Thursday, March 15, 2012

Mar 15: Acts 1

Today's reading in our daily plan is Acts 1. Take a moment to pray, asking God to speak to you from this passage. Then read, using the following notes and questions to help you get everything out of the passage.


SAY WHAT? (What is the passage saying?)

  • Acts is a continuation of Luke’s first letter, which we just finished reading. Similarly, this letter is addressed to a guy named Theophilus. Unlike Luke, however, the central focus of Acts is on Jesus' followers and what they did following his resurrection. Jesus makes a brief appearance in the opening of the book but is then taken into the sky.

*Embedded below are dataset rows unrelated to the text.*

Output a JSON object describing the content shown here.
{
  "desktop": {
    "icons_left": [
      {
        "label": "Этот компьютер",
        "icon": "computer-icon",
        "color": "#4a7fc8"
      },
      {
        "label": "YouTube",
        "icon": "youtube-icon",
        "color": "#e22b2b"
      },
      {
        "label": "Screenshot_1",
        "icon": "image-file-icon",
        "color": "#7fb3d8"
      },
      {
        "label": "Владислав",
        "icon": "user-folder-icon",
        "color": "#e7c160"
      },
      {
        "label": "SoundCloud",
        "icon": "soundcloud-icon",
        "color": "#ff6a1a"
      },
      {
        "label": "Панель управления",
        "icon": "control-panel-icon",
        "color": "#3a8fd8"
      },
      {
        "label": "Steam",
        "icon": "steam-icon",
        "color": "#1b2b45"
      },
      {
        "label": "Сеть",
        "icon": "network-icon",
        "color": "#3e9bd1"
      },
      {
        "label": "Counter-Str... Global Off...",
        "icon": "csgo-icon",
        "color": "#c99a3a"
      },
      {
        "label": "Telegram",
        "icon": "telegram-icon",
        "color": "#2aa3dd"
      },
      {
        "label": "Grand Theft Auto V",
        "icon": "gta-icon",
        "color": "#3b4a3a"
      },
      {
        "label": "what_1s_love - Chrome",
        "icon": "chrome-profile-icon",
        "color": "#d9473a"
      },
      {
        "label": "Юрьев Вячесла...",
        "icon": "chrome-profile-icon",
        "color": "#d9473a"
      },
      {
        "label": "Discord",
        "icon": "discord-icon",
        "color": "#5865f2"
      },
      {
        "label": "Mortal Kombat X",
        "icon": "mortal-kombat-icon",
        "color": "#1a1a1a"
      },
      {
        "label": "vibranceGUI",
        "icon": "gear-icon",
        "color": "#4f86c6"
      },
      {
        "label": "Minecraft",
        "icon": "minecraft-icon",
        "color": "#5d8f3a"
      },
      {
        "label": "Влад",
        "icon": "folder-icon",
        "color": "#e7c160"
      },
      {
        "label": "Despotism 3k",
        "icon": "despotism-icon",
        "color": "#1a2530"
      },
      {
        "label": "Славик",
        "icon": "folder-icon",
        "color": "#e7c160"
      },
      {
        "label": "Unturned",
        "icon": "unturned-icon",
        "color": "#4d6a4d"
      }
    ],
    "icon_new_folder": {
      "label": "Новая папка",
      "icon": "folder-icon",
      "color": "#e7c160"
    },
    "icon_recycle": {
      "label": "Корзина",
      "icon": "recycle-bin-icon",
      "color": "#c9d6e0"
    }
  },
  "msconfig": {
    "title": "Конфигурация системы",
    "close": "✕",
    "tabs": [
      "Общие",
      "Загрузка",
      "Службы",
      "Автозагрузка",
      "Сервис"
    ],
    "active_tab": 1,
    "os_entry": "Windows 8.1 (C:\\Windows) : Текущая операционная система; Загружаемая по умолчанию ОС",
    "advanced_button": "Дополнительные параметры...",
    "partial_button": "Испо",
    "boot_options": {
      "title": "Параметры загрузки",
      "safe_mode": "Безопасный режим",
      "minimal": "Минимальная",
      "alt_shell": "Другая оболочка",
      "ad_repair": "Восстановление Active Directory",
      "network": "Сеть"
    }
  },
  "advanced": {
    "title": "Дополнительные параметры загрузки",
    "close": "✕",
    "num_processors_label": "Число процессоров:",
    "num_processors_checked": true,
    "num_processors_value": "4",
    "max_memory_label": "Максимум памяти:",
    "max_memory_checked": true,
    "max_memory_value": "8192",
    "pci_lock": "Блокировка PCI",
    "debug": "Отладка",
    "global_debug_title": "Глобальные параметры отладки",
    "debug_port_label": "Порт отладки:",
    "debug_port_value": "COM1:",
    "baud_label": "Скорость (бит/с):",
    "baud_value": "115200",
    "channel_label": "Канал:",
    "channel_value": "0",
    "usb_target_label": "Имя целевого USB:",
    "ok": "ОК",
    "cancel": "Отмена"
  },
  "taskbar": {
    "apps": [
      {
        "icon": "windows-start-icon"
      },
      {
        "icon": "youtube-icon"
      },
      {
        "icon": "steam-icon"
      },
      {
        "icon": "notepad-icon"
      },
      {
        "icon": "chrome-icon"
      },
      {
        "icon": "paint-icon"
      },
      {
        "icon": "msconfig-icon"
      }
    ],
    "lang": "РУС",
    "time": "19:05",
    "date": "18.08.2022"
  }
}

But even though Jesus isn’t walking and talking with his followers like in Luke’s gospel, he’s still with them through the work and guidance of an entity called the Holy Spirit. The Holy Spirit is God working in and through Jesus’ followers.
  • A verse that summarizes the book and gives an outline is Acts 1:8, “But you will receive power when the Holy Spirit comes on you, and you will be my witnesses in Jerusalem, and in all Judea and Samaria, and to the ends of the earth.” The book gets its name from the “acts” of Jesus’ followers: what they did to advance the Kingdom of God after Jesus left. The first twelve chapters focus mainly on what happened to Peter in Jerusalem (chapters 1-9) and in Judea and Samaria (chapters 10-12). The rest of the book focuses on a guy named Paul, who spread Jesus’ message throughout the Roman Empire (chapters 13-28).
  • The first chapter of Acts picks up right where Luke finished. As we continue in reading this book we will get to see how the disciples lived after Jesus had left them. Here’s a brief summary of the chapter:
  • Jesus stays with the disciples for more than 40 days and tells them to wait for the Holy Spirit.
  • Jesus floats into the sky and out of view. Two men “dressed in white” (probably angels) tell the disciples that Jesus was taken into heaven.
  • The author tells how Judas died.
  • The disciples chose someone to replace Judas in the group of twelve. When the group decides to fill Judas’ shoes, they prayed and cast lots, which is like drawing straws. This method of decision is merely reported to us in this passage and not explained or taught.

SO WHAT? (What are the underlying principles?)

  • When reading the Bible it is important to keep in mind that some passages are descriptive, while others are prescriptive. In other words, some (descriptive) parts of the Bible just tell us what happened at a given time, while other (prescriptive) passages tell us how we should live our lives. In this chapter of Acts we can see that the disciples prayed before their method of decision. Their example is excellent but we are not commanded to make all decisions this way.

NOW WHAT? (How will you personally apply this passage?)

  • Speaking of decisions, do you know how many you make in the course of one day? There are so many instances of choice in life that it could be said that our existence is shaped by the decisions we make. Do you talk with God before making choices? Not just the big financial and relationship ones, but also about things like possessions and how to spend free time. God is with us every moment of every day and wants us to share our lives with him. Talking to God about this subject might be the way to start praying, or begin a revitalization of life with God.